For most types of rapid onset disasters, a warning system can save many lives. By giving a vulnerable population adequate notice of an impending disaster, they can either escape the event or take precautions to reduce the dangers. However, you must assume that functioning communications systems, such as telephones and telexes, may not be available in times of a major disaster. Begin to plan a warning system around that assumption. Consider what type of communications equipment will be needed and sustainable if power lines and receiving stations are destroyed. Preparedness plans should include provisions for access to alternative communication systems among police, military and government networks.

Warning is also critical for slow onset disasters and population displacements. In this case it is called early warning and has to do with information and its distribution regarding either:

giving timely notice of an impending world crisis in the supply of food
making ready for or preventing forced migrations of people.

Response mechanisms

The plan’s ultimate test is the effectiveness of response to warnings and disaster impacts. At a certain stage in the warning process, various responses will have to be mobilized. The staging of responses becomes an essential factor in designing a preparedness plan. Chapter 9 lays out the required responses.

Public education and training

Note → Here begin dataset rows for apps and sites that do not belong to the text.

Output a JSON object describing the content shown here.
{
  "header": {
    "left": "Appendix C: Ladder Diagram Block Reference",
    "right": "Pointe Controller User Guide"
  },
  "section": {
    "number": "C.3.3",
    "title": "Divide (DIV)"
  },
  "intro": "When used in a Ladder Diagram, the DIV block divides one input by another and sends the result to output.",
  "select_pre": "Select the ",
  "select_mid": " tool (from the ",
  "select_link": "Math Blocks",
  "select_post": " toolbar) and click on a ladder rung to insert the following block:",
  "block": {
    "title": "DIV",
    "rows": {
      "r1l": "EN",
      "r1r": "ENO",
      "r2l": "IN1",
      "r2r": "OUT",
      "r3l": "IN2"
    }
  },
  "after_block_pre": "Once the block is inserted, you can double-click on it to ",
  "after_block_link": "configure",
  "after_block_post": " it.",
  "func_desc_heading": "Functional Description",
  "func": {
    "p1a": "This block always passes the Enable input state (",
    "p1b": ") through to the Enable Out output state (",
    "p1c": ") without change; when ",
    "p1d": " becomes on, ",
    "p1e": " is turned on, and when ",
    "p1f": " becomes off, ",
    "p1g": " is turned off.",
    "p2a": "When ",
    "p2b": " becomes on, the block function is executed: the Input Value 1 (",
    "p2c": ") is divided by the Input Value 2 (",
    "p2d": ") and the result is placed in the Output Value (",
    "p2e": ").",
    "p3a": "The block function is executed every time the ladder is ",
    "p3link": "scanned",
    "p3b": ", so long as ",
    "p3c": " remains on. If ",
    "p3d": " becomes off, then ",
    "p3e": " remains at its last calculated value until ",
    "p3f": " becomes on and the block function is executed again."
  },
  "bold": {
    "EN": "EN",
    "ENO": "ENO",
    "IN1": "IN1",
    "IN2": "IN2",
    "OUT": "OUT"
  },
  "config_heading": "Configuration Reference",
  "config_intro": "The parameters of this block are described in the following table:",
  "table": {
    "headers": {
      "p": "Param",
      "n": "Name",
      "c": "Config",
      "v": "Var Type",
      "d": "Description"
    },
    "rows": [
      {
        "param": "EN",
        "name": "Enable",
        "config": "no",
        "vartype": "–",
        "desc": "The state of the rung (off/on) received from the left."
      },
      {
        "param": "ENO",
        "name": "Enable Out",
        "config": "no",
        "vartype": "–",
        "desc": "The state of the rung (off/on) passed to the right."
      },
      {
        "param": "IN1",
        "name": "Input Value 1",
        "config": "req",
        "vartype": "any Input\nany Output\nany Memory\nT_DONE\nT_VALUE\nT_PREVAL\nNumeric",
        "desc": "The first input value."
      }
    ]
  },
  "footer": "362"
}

The focus of a disaster preparedness plan should be to anticipate, to the extent possible, the types of requirements needed for action or responses to warnings and a disaster relief operation. The plan should also specify the most effective ways of ensuring that such requirements are met. Yet, the process will only be effective if those who are the ultimate beneficiaries know what to do in times of disasters and know what to expect. For this reason, an essential part of a disaster preparedness plan is the education of those who may be threatened by disaster. Such education takes many forms, such as: (1) Public education in schools for children and young adults, emphasizing what actions should be taken in case of a disaster threat (for example, earthquake tremors); (2) Special training courses, designed for an adult population either specifically or as an extra dimension of on-going programmes such as Preventive Health Care or Maternal and Child Health programmes; (3) Extension programmes, in which community and village-based extension workers are instructed to provide relevant information and trained for the tasks they should undertake during the event; (4) Public information, through mass media, be they television, radio or the printed word, will never really replace the impact of direct instruction. However, if sensitively designed and presented, mass media may provide a useful supplement to the overall educational process.

Rehearsals (drills)

Fujieda, Japan School children practicing an earthquake safety drill.

From Nature on the Rampage. Photo by Paul Chesley.

As military maneuvers cannot fully portray the reality of battle, neither can disaster preparedness rehearsals portray the full dynamics - and potential chaos - of a disaster relief operation. However, that fact should provide no excuse for avoiding the need to rehearse the disaster preparedness plan. Not only will rehearsals reemphasize points made in separate training programmes, but they will also test the system as a whole and, invariably, reveal gaps that otherwise might be overlooked. 1

1 The preceding part of this chapter is drawn from the UNDP/UNDRO training module, Disaster Preparedness. by Randolph Kent.